(Records from a dataset)
:::

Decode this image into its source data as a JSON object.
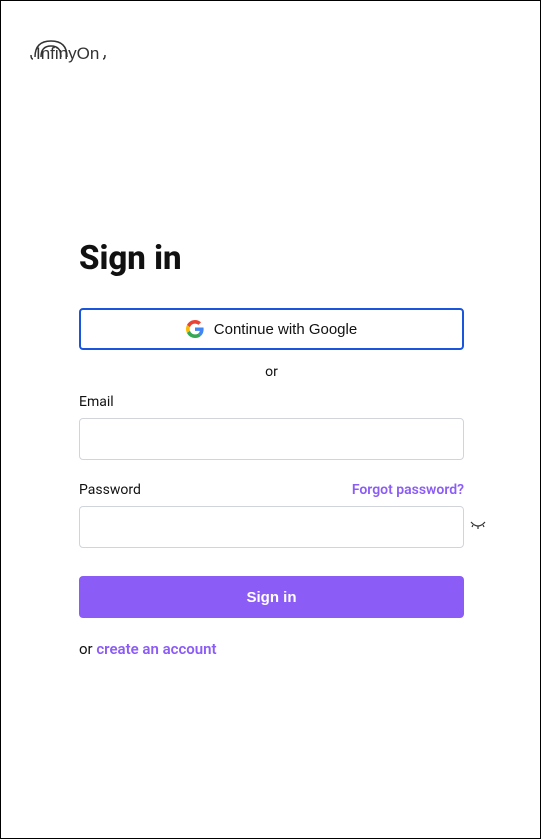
{
  "brand": {
    "name": "InfinyOn"
  },
  "auth": {
    "title": "Sign in",
    "google_button_label": "Continue with Google",
    "divider_text": "or",
    "email_label": "Email",
    "email_value": "",
    "password_label": "Password",
    "password_value": "",
    "forgot_password_label": "Forgot password?",
    "signin_button_label": "Sign in",
    "signup_prefix": "or ",
    "signup_link_label": "create an account"
  },
  "colors": {
    "accent": "#8b5cf6",
    "google_border": "#1a56db"
  }
}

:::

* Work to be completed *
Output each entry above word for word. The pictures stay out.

* Exercise response *
Decode this image into its source data as a JSON object.
{
  "brand": {
    "name": "InfinyOn"
  },
  "auth": {
    "title": "Sign in",
    "google_button_label": "Continue with Google",
    "divider_text": "or",
    "email_label": "Email",
    "email_value": "",
    "password_label": "Password",
    "password_value": "",
    "forgot_password_label": "Forgot password?",
    "signin_button_label": "Sign in",
    "signup_prefix": "or ",
    "signup_link_label": "create an account"
  },
  "colors": {
    "accent": "#8b5cf6",
    "google_border": "#1a56db"
  }
}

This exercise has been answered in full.